─── RECORD EXCERPTS

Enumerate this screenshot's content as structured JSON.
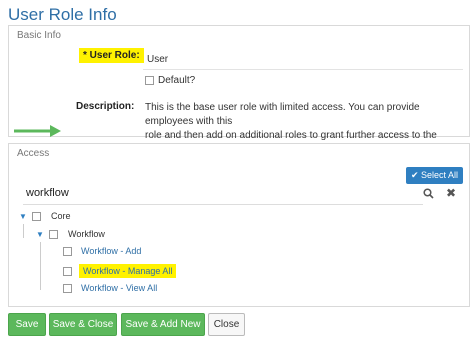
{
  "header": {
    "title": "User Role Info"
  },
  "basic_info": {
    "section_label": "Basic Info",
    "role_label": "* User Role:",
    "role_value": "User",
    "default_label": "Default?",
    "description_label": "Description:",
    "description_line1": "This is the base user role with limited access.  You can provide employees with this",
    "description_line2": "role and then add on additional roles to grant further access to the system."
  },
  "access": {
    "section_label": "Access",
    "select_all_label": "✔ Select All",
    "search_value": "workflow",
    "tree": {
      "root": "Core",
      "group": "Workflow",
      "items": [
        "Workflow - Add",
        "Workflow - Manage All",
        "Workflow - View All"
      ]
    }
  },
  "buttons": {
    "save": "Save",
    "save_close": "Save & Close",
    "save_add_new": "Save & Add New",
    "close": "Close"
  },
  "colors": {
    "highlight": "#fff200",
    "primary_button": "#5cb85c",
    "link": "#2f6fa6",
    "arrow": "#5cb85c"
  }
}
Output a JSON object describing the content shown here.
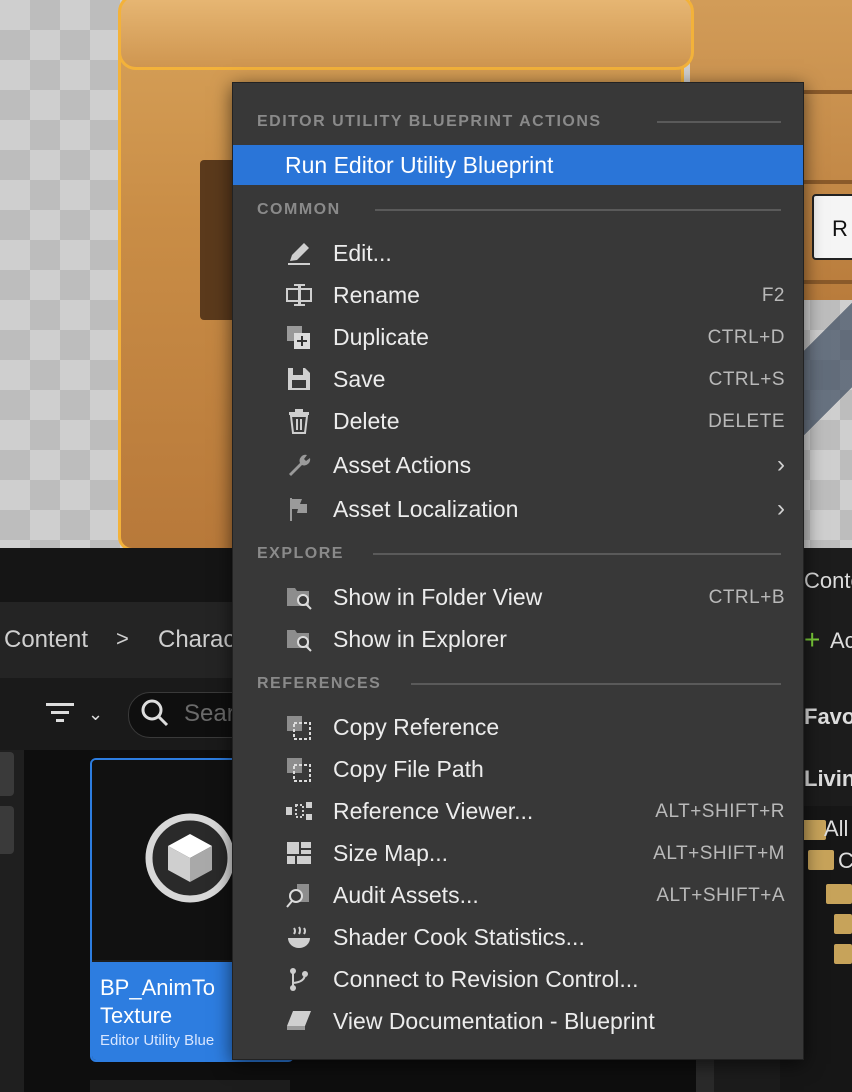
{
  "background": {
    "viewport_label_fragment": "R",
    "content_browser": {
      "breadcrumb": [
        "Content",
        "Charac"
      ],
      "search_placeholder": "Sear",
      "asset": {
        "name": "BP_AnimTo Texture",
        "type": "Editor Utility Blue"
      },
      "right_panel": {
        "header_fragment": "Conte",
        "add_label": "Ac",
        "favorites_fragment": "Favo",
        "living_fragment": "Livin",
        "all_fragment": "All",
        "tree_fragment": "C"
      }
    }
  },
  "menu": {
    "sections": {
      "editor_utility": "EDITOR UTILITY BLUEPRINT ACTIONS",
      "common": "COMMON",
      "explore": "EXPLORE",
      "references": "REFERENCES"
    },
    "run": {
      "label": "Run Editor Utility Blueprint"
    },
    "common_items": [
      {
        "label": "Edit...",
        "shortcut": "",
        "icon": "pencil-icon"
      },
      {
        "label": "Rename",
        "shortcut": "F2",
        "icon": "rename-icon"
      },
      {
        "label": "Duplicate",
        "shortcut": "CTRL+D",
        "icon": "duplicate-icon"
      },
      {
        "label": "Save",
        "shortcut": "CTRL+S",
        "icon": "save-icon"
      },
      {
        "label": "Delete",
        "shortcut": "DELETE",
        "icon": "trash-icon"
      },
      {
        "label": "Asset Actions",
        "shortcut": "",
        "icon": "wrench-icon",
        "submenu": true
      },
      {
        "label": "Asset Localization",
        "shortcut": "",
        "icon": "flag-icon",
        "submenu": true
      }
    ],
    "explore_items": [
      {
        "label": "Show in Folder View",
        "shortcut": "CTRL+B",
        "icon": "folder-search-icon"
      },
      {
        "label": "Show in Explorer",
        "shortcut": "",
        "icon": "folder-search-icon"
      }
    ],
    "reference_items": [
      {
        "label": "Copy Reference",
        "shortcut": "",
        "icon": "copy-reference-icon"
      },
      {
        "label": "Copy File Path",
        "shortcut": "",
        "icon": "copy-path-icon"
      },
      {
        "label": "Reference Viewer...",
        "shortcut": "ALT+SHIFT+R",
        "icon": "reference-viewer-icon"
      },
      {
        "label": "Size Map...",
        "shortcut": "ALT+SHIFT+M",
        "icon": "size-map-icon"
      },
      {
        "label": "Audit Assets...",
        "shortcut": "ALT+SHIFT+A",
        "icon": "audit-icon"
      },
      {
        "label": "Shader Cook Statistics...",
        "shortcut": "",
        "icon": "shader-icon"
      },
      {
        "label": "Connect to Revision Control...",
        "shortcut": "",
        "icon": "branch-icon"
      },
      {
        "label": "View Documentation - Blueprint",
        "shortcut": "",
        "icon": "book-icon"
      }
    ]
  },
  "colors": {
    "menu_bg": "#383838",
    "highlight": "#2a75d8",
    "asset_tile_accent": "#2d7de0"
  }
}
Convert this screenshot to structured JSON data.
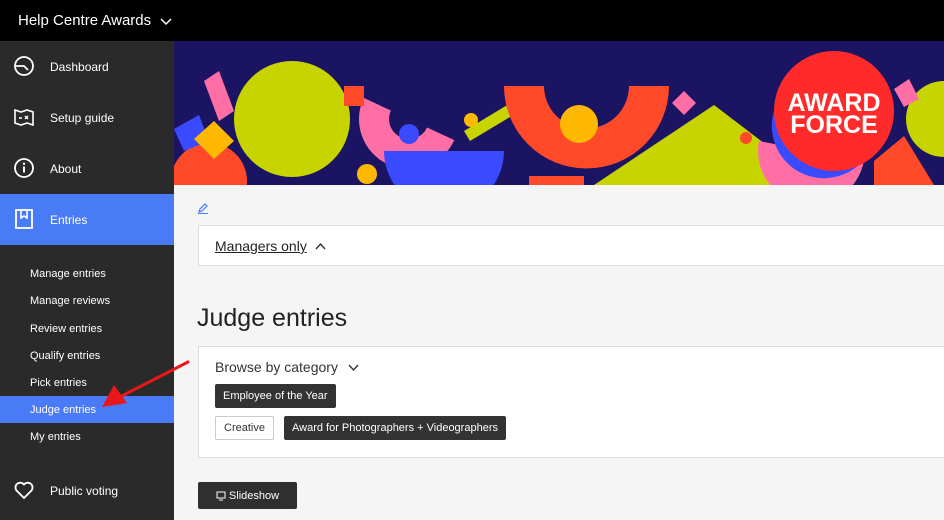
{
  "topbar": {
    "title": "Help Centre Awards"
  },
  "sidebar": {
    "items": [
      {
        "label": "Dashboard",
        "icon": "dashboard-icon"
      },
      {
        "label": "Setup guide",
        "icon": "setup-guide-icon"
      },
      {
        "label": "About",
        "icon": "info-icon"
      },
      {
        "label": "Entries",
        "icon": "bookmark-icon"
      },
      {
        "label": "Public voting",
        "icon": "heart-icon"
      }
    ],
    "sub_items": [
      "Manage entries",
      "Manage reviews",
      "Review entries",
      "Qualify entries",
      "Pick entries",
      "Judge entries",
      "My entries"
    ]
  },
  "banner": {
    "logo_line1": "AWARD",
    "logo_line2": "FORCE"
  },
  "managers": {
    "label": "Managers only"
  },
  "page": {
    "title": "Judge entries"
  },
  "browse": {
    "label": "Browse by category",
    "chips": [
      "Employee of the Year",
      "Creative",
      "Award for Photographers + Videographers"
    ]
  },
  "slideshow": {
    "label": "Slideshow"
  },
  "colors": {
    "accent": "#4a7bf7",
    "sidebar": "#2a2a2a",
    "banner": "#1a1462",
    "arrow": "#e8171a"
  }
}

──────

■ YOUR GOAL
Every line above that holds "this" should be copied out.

■ SOLUTION TO THE PROBLEM
Enumerate this screenshot's content as structured JSON.
    "description_line1": "This is the base user role with limited access.  You can provide employees with this",
Convert this screenshot to structured JSON data.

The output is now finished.